Fort Fisher, NC — Antics and endless energy take center stage during the otter-watching experience at the North Carolina Aquarium at Fort Fisher (NCAFF). Along with staff and volunteers, many regular visitors recognize each of the members of the two Asian small-clawed otter families and know them by name. Mae is one of the three females in the first litter born to Leia and Quincy in May 2022 and now mature, she has left the nest.
“It is natural behavior for a mother Asian small-clawed otter as the dominant female in the romp, to make the decision to move out mature female otter offspring. We fully anticipate her sisters, now also mature, will be ready to leave the nest soon,” said Shannon Anderson, lead otter keeper, NCAFF.
Mae’s litter mates are Stella and Selene. Her younger siblings born January 2023 are female, Gemma and males, Kai and Ren. While the family of eight is now a family of seven, the antics continue in Otters on the Edge. Visitors can see the family and their neighbors, Asta and Ray, a mother-son duo.
The Asian small-clawed otter births were important to the success of the Aquarium’s work through the Association of Zoos & Aquariums (AZA) Species Survival Plan® (SSP) Program. Leia, who is five, was among fewer than 20 breeding female otters in the AZA SSP® Program in the United States. Asian small-clawed otters are a vulnerable species in their native habitats of Indonesia, southern China, southern India, Southeast Asia, and the Philippines.
It was exciting for the Aquarium team, volunteers and the community when the first litter of otter pups was born and to have a second successful birth in less than a year, just kept the spotlight on the otters.
Stella, Mae and Selene proved to be model big sisters through the birth and development of their younger siblings.
“The family dynamic and high-energy of the Asian small-clawed otters creates a connection for all of us along with the community. While our team will certainly miss Mae, knowing that we were successful in supporting her growth and readiness to leave the nest is very rewarding,” said Hap Fatzinger, NCAFF, director.
In collaboration with the AZA, the otter team transferred Mae in early October to another AZA-accredited facility to be a companion for a solo male.
Among social mammals, it’s an ordinary course of events that individuals of one sex or the other leave the birth group as they approach sexual maturity. This serves to minimize inbreeding, forcing maturing individuals to find mates in some other social group away from their siblings, cousins, and other kin.
The Aquarium continues to collaborate with the AZA SSP® and looks to the future to continue to play an important part in the survival of Asian small-clawed otters.
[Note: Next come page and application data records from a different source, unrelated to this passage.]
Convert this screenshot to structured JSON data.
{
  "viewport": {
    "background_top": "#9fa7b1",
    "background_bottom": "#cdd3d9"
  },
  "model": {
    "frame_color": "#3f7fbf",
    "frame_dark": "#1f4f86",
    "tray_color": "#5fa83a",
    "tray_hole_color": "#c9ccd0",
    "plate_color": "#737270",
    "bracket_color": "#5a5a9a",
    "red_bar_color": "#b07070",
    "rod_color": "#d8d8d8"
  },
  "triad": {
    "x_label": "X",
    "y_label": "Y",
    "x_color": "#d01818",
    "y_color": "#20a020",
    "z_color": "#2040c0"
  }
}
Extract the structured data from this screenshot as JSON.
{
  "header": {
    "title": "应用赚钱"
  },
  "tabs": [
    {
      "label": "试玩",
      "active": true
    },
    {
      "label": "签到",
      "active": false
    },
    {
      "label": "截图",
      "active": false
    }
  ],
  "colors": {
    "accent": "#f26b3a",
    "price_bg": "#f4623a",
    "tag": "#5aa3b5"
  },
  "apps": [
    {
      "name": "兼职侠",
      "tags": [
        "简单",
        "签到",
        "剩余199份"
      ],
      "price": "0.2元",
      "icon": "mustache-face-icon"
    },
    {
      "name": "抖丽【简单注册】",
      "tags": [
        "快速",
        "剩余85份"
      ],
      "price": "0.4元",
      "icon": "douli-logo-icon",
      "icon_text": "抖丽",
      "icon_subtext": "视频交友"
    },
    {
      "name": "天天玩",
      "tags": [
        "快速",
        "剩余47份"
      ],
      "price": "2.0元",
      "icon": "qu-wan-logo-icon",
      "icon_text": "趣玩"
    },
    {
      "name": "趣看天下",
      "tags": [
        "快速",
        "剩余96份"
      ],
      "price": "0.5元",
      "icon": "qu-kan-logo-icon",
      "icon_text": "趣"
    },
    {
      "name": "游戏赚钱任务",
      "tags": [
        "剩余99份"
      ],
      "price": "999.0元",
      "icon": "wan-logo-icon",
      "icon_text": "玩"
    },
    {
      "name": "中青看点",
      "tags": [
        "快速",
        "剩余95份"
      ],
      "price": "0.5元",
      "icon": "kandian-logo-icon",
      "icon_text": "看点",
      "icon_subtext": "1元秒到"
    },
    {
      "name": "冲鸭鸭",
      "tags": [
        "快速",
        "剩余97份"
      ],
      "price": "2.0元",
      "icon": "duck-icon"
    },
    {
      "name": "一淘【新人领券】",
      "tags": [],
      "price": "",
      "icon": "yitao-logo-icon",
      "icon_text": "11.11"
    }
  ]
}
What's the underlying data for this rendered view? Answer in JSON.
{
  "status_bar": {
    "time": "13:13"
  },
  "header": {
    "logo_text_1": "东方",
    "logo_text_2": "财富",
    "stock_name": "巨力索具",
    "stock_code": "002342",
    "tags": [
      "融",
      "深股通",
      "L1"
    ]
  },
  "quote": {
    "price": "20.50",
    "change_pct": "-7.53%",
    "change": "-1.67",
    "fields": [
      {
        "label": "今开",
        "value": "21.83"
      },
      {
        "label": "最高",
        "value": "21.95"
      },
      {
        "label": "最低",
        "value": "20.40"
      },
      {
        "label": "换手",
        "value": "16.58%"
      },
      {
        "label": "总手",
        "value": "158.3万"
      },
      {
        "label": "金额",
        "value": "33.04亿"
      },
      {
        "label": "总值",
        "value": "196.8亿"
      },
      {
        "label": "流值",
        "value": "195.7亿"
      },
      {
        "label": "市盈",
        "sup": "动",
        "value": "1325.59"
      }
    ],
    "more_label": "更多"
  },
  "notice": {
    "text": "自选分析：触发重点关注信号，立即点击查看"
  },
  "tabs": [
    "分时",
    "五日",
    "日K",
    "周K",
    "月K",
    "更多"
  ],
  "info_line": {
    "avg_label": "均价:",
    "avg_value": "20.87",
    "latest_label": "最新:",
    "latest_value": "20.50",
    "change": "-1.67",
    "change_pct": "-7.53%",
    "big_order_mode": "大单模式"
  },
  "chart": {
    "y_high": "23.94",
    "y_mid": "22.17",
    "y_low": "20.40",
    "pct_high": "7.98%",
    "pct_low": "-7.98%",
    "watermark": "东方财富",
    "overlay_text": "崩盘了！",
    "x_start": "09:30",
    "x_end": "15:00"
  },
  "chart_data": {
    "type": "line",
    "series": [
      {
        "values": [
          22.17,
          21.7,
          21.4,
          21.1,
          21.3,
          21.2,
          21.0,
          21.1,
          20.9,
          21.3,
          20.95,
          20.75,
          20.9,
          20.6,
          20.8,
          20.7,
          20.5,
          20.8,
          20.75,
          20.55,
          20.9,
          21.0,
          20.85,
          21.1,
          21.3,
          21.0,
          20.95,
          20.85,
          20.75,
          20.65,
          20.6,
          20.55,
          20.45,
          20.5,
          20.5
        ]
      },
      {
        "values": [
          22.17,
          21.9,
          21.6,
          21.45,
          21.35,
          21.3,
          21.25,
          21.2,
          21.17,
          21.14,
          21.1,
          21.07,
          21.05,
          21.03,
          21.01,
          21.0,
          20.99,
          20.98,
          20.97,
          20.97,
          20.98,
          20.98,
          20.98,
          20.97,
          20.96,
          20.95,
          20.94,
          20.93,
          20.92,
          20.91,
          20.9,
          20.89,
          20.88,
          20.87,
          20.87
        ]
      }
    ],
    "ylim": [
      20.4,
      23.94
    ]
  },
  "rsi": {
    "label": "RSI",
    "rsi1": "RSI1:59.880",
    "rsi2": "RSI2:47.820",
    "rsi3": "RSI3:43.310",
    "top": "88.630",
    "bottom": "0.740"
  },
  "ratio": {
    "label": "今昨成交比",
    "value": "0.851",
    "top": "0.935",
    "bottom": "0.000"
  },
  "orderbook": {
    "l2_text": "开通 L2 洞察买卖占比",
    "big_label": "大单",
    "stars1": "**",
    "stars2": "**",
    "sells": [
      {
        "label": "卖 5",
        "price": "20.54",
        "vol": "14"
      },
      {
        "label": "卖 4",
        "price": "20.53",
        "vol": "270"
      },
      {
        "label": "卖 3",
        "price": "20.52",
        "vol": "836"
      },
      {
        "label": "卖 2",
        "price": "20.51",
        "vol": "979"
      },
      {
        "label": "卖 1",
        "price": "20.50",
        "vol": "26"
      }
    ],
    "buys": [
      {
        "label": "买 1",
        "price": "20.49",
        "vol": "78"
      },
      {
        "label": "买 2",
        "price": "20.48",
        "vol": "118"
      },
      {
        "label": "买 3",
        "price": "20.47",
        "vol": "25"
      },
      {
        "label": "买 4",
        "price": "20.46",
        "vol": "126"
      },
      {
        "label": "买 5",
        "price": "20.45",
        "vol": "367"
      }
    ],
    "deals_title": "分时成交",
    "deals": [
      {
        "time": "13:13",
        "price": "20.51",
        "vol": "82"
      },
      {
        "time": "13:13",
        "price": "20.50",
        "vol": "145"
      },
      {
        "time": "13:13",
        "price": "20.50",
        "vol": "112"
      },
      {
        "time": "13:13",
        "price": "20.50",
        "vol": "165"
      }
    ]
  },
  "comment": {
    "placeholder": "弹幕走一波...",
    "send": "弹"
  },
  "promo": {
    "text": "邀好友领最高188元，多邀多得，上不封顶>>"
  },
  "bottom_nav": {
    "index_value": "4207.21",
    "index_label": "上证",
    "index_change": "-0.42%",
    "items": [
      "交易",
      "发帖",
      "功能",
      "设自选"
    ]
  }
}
Find more information about this species at NCAFF About Asian Small-clawed Otters.